The highlight of Natalie Cook's extensive career was the 2000 Summer Olympics. Hosted by their home nation of Australia, it was vital for Cook and longtime partner Kerri Pottharst to take home the gold medals. They did so in stunning fashion: After comfortably winning their way to the final, Cook and Pottharst faced two more Brazilians-Adriana Behr and Shelda Bede. A thrilling final match saw the Aussies defeat the Brazilians in two sets.
After the gold medal victory, Cook and Pottharst were given Medals of the Order of Australia, which are given for highest recognition of outstanding achievement of service.
Cook's other significant international achievements include bronze medals at the 1996 Atlanta Olympics and the 2003 World Championships in Rio de Janeiro.
Adriana Behar was born in Rio de Janeiro, Brazil in 1969. At age 13 she started playing volleyball and in 1992 she began playing beach volleyball. In 1995, Behar teamed up with Shelda Bede. This pairing proved to be one of the best in the history of the sport.
In the history of the FIVB World Tour, no duo has won more gold medals or prize money than Behar and Bede. The two were FIVB World Champions in 1999 and 2001, earning bronze medals in 1997 and silver in 2003. However, they never took home Olympic gold, falling just short in both 2000 and 2004.
The 2000 silver medals were a product of a loss to Australians Natalie Cook and Kerri Pottharst in Australia, while in 2004 they avenged their loss to the Aussies but ultimately fell to Kerri Walsh Jennings and Misty May-Treanor in the final. Behar and Bede did manage to become the first pair to win multiple beach volleyball medals at the Olympics, though, and took home gold in the 1999 Pan American games.
Behar and Bede were FIVB Tour Champions in 1997, 1998, 1999, 2000, 2001, and 2004.

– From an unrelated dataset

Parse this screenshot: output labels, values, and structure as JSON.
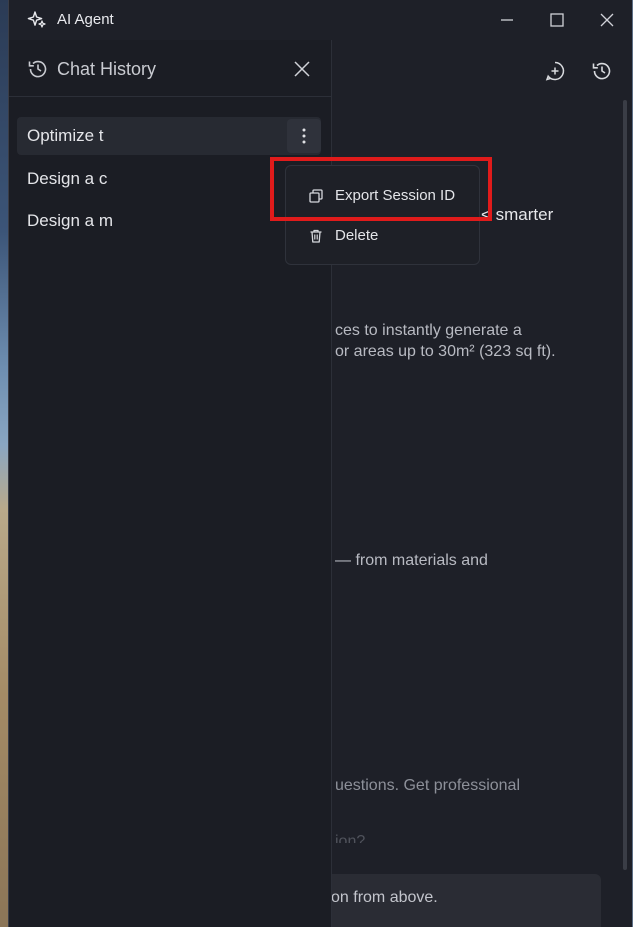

From August of 1996 to June of 2006, Behar and Bede were ranked in the top 10 in the world. In her entire career, Behar's teams only fell out of the top 10 five times.
Holly McPeak rounds out this list over more accomplished players because of her height. At 5 feet 7 inches, McPeak is one of the shorter players in beach volleyball history. Despite her small stature, McPeak is a huge force to be reckoned with between the lines.
While McPeak only has two major international medals to her name (bronze at the 2004 Summer Olympics and silver in the 1997 World Championships), her domination at the lower levels is quite astonishing. She was a three-time Olympian, and had more major beach volleyball competitions been introduced sooner, she would have likely won some of them.
McPeak won the NCAA women's indoor volleyball championship with the UCLA Bruins in 1990, but had already shifted to beach volleyball by the time she graduated. During her professional career, McPeak earned five different MVP awards and an AVP Outstanding Achievement Award in 2004.
McPeak trails only Kerri Walsh Jennings and Misty May-Treanor in titles won (72) and only May-Treanor in career earnings.